Protecting the world’s rivers is a vital part of protecting planet Earth. By understanding these habitats and the creatures living in them we can change our behaviours to ensure their survival. Living Rivers showcases some of the greatest river systems of the world including the Rio Grande, the Amazon and the Mekong.
It’s estimated that 80% of all pollution in our oceans comes from land-based activities via rivers and land run-off, so in Deep Blue One we feature some of the world’s greatest river systems and their surrounding habitats to show the intricacies of life for inhabitants and how closely they affect one another.
You can learn more about the ecosystem of each river and the particular threats it faces, including mining, deforestation, and overfishing. The exhibition complements our marine displays and is a vital part of our story line. Living Rivers was designed and built by our in-house team as part of our 10th anniversary year series of developments.
The exhibit is brought to life by carefully chosen exotic species including Red-bellied piranha, a colony of Leaf cutter ants and an Amazon tree boa.
You can also take advantage of our newly refurbished soft play area down in Deep Blue One.
Back to The Deep Tour
Red-bellied piranha - AMAZON
These fish are said to be one of the most ferocious freshwater in the world!
Their short jaws are lined with razor sharp teeth, well able to take a bite out of much larger fish.
Axolotl - RIO GRANDE
This strange looking creature is not a fish but an amphibian, descending from what were once terrestrial salamanders – effectively evolution in reverse! Although completely aquatic, they have lungs, however they breathe primarily through their prominent feather-like gills.
Milk frogs – AMAZON
The Milk frog is a large species of frog which can grow up to 10.2cm. As they age, their skin develops a slightly bumpy texture.
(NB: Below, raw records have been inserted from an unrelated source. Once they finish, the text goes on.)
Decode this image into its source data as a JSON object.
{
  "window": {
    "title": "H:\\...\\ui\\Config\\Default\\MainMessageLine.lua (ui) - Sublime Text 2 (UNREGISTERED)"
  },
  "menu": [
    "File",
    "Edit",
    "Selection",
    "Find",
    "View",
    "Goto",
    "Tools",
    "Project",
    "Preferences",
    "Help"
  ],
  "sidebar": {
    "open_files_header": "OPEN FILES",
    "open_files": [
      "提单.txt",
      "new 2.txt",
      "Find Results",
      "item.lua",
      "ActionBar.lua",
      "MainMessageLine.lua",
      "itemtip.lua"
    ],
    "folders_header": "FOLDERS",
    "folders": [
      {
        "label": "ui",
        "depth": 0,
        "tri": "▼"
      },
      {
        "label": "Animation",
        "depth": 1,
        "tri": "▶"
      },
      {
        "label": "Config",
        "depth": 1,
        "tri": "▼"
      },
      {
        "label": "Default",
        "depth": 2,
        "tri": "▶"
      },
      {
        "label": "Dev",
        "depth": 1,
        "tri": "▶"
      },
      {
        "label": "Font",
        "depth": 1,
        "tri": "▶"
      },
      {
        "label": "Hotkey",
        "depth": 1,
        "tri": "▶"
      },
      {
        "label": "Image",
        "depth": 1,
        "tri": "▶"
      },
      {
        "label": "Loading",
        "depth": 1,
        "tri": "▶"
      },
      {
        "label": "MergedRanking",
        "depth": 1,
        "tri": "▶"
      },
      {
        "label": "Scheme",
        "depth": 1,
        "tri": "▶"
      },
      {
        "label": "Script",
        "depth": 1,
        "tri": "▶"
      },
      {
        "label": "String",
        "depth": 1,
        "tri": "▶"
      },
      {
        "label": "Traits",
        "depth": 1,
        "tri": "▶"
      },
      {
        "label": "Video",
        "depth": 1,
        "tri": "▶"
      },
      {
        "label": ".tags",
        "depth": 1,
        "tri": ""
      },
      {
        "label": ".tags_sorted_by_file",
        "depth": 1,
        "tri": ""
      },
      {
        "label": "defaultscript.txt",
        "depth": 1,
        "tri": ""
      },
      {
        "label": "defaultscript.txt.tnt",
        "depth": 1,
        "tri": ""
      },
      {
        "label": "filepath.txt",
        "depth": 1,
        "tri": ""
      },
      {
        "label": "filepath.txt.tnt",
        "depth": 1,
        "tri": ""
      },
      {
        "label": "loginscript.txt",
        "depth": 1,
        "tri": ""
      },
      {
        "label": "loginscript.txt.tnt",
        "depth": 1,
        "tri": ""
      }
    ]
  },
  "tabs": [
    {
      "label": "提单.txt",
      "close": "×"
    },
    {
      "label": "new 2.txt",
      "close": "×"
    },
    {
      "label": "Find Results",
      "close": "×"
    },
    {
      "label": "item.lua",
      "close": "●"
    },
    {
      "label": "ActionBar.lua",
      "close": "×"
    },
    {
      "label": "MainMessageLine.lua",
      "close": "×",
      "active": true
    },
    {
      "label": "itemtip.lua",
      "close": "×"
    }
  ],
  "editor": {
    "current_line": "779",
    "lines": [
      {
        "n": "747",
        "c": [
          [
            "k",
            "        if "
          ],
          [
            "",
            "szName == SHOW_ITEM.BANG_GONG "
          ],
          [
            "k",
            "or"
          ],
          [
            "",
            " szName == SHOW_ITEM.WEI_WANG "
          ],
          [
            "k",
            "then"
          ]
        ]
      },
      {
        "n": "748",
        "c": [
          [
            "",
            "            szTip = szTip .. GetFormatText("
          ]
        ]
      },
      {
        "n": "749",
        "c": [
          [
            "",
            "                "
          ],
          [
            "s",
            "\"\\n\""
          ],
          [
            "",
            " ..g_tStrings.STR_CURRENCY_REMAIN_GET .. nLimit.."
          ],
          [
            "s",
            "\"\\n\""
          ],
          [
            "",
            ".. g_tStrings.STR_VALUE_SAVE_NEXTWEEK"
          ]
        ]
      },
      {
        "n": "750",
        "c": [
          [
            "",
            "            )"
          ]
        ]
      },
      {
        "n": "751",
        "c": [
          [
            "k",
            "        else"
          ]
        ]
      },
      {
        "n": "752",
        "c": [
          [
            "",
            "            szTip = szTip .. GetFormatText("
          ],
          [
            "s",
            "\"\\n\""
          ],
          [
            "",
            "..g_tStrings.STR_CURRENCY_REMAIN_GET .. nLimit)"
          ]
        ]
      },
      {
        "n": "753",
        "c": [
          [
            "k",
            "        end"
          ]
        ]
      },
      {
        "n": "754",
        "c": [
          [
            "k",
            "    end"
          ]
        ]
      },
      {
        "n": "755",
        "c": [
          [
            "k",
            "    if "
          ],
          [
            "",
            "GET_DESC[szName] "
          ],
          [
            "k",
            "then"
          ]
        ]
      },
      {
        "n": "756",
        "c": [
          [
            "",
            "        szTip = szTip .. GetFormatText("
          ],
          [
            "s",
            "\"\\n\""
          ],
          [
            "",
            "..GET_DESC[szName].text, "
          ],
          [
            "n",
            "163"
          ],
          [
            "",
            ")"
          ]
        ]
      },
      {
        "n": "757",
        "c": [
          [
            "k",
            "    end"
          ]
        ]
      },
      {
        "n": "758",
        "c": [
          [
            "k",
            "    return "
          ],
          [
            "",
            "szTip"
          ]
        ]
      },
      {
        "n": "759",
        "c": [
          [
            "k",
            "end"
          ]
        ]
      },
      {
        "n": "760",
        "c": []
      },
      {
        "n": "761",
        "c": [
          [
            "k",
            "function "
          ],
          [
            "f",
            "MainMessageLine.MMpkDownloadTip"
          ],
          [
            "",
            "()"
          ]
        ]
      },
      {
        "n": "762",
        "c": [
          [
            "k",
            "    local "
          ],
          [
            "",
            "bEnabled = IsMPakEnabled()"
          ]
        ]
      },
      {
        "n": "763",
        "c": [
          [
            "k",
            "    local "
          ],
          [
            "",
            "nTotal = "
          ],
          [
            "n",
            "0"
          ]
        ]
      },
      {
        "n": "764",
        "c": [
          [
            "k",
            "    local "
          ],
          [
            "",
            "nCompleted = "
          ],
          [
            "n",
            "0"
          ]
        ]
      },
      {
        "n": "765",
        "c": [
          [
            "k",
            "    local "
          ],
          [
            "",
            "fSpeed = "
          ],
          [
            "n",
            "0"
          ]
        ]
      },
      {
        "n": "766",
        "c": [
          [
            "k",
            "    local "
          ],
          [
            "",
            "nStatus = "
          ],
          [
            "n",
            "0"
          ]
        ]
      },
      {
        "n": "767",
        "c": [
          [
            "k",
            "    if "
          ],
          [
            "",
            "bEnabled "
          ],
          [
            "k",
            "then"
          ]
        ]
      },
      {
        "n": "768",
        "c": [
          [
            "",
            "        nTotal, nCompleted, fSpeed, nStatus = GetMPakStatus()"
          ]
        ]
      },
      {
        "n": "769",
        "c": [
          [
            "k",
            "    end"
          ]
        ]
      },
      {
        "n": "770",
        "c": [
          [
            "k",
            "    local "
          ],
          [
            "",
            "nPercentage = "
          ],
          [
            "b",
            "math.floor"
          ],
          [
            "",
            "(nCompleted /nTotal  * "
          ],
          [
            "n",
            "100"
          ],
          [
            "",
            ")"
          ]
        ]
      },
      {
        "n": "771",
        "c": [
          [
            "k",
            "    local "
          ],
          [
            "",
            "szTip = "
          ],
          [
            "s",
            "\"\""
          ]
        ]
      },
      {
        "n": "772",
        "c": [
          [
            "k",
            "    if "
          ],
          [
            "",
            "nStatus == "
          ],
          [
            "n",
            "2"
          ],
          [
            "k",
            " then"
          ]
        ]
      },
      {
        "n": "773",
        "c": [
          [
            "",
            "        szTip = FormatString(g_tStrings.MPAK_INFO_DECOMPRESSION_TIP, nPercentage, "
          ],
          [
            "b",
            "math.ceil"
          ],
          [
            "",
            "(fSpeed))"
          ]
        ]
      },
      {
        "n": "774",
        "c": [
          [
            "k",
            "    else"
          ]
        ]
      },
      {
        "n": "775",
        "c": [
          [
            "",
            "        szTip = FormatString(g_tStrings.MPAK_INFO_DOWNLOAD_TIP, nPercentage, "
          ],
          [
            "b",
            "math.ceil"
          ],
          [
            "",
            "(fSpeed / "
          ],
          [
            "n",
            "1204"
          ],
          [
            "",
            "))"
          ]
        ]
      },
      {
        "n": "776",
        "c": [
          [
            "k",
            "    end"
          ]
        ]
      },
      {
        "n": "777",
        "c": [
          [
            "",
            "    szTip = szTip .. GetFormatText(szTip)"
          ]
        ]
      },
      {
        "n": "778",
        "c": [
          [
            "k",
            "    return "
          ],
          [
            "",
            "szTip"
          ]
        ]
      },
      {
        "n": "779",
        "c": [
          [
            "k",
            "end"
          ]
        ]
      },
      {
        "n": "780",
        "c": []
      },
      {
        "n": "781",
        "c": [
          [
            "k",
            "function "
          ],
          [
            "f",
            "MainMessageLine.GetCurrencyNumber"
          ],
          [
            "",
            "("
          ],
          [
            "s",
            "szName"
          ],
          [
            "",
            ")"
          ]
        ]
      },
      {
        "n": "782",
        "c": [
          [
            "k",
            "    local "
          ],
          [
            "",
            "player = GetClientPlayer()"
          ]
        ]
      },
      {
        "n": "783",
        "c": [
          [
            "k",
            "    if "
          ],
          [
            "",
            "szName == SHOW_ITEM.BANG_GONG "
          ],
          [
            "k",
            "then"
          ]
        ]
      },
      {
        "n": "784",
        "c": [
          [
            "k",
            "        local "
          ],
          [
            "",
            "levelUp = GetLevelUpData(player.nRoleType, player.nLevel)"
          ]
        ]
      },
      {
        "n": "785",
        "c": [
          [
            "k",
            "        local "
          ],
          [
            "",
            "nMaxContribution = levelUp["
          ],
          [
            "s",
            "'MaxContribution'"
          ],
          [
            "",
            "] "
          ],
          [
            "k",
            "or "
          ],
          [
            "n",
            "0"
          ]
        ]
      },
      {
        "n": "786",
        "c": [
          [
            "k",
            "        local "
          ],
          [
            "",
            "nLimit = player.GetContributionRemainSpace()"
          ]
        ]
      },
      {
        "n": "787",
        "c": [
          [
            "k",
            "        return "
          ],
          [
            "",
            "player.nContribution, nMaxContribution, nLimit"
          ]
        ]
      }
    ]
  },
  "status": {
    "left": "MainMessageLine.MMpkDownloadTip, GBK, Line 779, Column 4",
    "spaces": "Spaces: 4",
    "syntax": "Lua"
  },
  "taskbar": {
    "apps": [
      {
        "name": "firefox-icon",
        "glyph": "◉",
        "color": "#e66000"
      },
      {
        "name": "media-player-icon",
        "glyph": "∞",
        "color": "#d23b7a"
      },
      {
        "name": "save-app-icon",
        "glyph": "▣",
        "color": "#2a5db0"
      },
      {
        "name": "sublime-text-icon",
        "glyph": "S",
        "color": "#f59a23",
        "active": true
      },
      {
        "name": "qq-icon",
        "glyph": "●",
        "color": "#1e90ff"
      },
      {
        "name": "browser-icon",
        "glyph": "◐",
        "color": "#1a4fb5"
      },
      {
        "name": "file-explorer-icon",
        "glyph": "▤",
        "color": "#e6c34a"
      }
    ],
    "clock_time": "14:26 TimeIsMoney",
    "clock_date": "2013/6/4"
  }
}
The "milk" in the common name comes from the milky fluid these frogs excrete when stressed.
Amazon Tree Boa
Amazon Boas are nocturnal hunters. This highly aggressive constrictor strikes it prey using its long sharp teeth, coiling around it and squeezing with its muscular body before swallowing it whole.
Figure of eight pufferfish
These fish get their name from the figure of eight pattern on their back, which is camouflage avoid birds and other predators.
Garter snake (Lake Zacapu)
These snakes can grow up to 5ft in length, with females growing larger than males. They have a lifespan of around 20 years.